Building and nurturing a strong team takes emotional investment—and we dare say, “loving leadership.” We’re certainly not talking about office romance and an array of behaviors rightfully frowned upon by human resources professionals. There are actually appropriate ways to “show love” in the office, and it all essentially comes down to how people conscientiously interact with each other.
You’ve no doubt heard of, and perhaps read, The 5 Love Languages: The Secret to Love that Lasts, a wildly popular book by healthy marriage expert Gary Chapman. His premise is simple: a person should assess and discover which of five distinct “love languages” is their primary way of feeling they are loved or valued by others so they can effectively communicate their own needs, as well as better understand and meet the needs of others. While this particular book focuses on romantic relationships, the five love languages he identifies are relevant to any setting that benefits from people working together toward common goals.
At Milestone Leadership, we believe leaders worth following take the time to get to know team members and peers on a personal level. Understanding the motivations of coworkers comes from seeking insight about how they accept love and appreciation from others. Intentionally applied, this knowledge can help leaders establish and grow trust by connecting with team members in the most meaningful ways. Building relationships in this way takes work, but great results can happen when a leader willingly sees each person as unique and adapts his or her own behavior to support the individual’s needs and preferences.
By striving to understand the five primary love languages, a leader can focus efforts to guide and support others much more effectively:
Quality Time – People who value quality time are looking for focused physical presence and periods of undivided attention. Team members motivated by quality time don’t do well with leaders who are constantly checking their phones or half-heartedly listening while scanning email. The length of time needed for these individuals is not nearly as important as solid focus, consistency and a commitment to listening. Leaders can achieve this in many ways, from scheduling lunch or coffee…to conducting regular one-on-one meetings…to intentionally bringing a team member into a collaborative project that allows closer engagement.
Words of Affirmation – Those who thrive on words of affirmation simply need to hear they are valued and needed. When leaders verbally praise the behavior or work of this type of team member, the result is typically more of the same. It’s important when offering praise that the sentiments be completely genuine, or the outcome will be distrust. Written affirmation is very effective when combined with verbal kudos, and can serve as a positive and appreciated later reminder of a job well done. Leaders do need to recognize when team members shy away from public affirmation, however; the goal is not embarrassment if someone much prefers to hear praise spoken privately and authentically.
Receiving Gifts – When a person’s love language is receiving gifts, they are motivated by another’s thoughtfulness. They value gifts that reflect something about them or what they care about – it’s not about the expense but is very much about the personal nature of the gift. This can be challenging for some leaders to manage, but listening for cues of things important to a team member and occasionally extending considerate tokens of friendship can be enormously motivating to this type of person. It’s important to note that when receiving something from an individual who values gifts, one should be very purposeful in acknowledging and appreciating the gesture.
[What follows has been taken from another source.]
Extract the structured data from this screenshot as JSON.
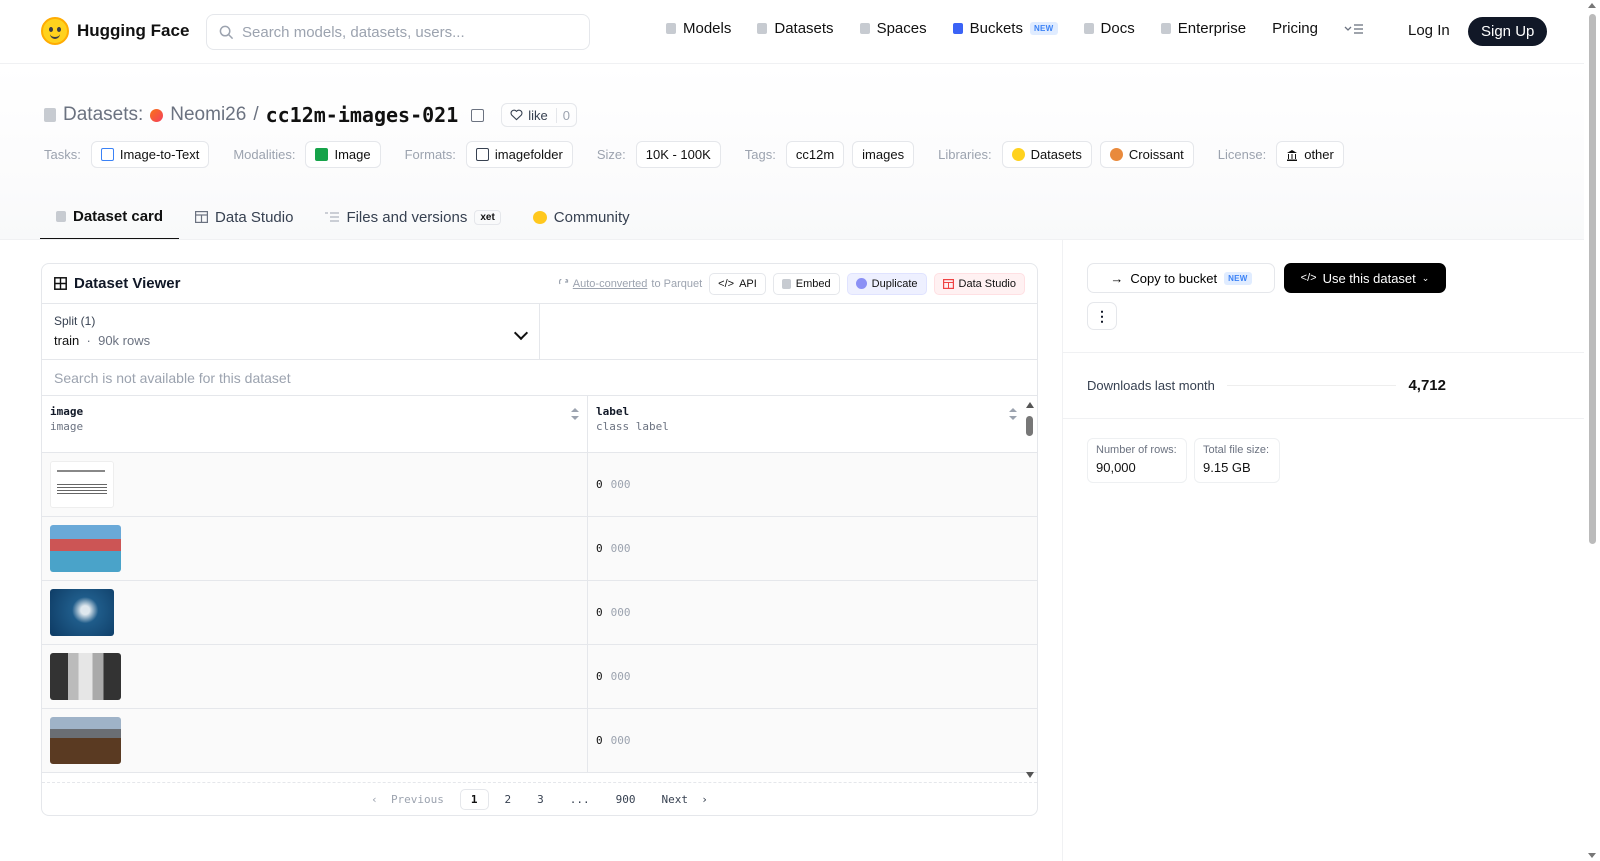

Acts of Service – Leaders have a range of opportunities to support team members who especially value acts of service. This type of individual values actions that demonstrate caring; they are less about words and much more about deeds. One of the most significant ways a leader can impart acts of service in the workplace is to identify what is causing difficulty for a team member, and then actively seek to remove barriers or adjust responsibilities where possible. When leaders show they understand another’s perspective and take specific actions to improve issues with workload or environment, the impact is significant for these team members.
Physical Touch – On its face, it could seem that nurturing an individual who values physical touch could be somewhat complicated in the workplace. There are, however, some ways to express this without crossing lines of appropriateness. Something as simple as a warm handshake and a sincere, enthusiastic greeting resonates with this type of person. This love language is not about physical intimacy—but for someone who values touch, it is a real way of connecting to another person. Knowing that people have a wide range of comfort or discomfort with physical touch, it is best to err on the side of caution and use other types of body language to convey appreciation. These individuals like and respond to open, friendly body language and warm facial expressions. When a leader shies away from touch or appears chilly or stiff during interactions, these team members feel diminished.
Even if a team never goes through a formal analysis of its members’ primary love languages, there is no question that simple observation and keen listening can reveal a lot about what makes different individuals feel valued and cared for. It is unquestionably the job of a true leader to continuously work to understand and uniquely interact with those they are entrusted to guide and support. Just as no two people are just alike, there are no one-size-fits-all answers for how to best encourage and affirm others. Leadership is deeply personal and dependent upon recognizing and acting upon the needs of others.
Kelly Hale Syer